____ Source information

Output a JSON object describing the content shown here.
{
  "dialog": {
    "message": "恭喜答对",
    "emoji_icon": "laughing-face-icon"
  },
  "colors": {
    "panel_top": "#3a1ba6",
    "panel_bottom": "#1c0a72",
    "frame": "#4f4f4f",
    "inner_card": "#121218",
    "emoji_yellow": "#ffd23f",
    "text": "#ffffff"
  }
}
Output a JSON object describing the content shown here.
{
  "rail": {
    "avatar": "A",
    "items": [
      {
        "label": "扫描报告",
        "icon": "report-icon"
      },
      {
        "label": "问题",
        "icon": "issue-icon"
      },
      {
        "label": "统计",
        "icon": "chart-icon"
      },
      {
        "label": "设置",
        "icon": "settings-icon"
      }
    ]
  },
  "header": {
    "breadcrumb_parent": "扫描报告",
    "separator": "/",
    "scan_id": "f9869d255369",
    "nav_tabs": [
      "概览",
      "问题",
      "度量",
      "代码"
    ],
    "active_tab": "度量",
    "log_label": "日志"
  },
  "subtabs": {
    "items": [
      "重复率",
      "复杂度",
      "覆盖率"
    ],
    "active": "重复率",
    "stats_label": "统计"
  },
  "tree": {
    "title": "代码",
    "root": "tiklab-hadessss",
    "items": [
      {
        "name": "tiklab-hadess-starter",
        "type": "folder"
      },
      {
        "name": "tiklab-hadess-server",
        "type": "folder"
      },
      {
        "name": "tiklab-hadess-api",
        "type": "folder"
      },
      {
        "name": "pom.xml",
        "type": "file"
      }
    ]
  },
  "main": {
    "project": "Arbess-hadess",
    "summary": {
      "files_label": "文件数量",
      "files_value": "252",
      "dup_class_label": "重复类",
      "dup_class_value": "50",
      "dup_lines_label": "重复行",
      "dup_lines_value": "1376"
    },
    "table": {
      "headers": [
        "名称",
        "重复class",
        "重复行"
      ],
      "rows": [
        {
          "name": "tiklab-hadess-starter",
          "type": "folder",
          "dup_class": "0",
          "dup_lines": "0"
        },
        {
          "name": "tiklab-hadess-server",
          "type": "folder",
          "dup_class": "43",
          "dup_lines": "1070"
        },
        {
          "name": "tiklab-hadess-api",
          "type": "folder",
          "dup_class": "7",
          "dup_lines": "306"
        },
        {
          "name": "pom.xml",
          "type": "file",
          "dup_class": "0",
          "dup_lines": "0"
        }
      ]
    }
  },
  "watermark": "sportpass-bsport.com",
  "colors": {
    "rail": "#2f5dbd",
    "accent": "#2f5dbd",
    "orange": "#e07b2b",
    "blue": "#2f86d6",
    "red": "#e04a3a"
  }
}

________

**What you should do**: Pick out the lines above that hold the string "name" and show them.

**Expected answer**:
        "name": "tiklab-hadess-starter",
        "name": "tiklab-hadess-server",
        "name": "tiklab-hadess-api",
        "name": "pom.xml",
          "name": "tiklab-hadess-starter",
          "name": "tiklab-hadess-server",
          "name": "tiklab-hadess-api",
          "name": "pom.xml",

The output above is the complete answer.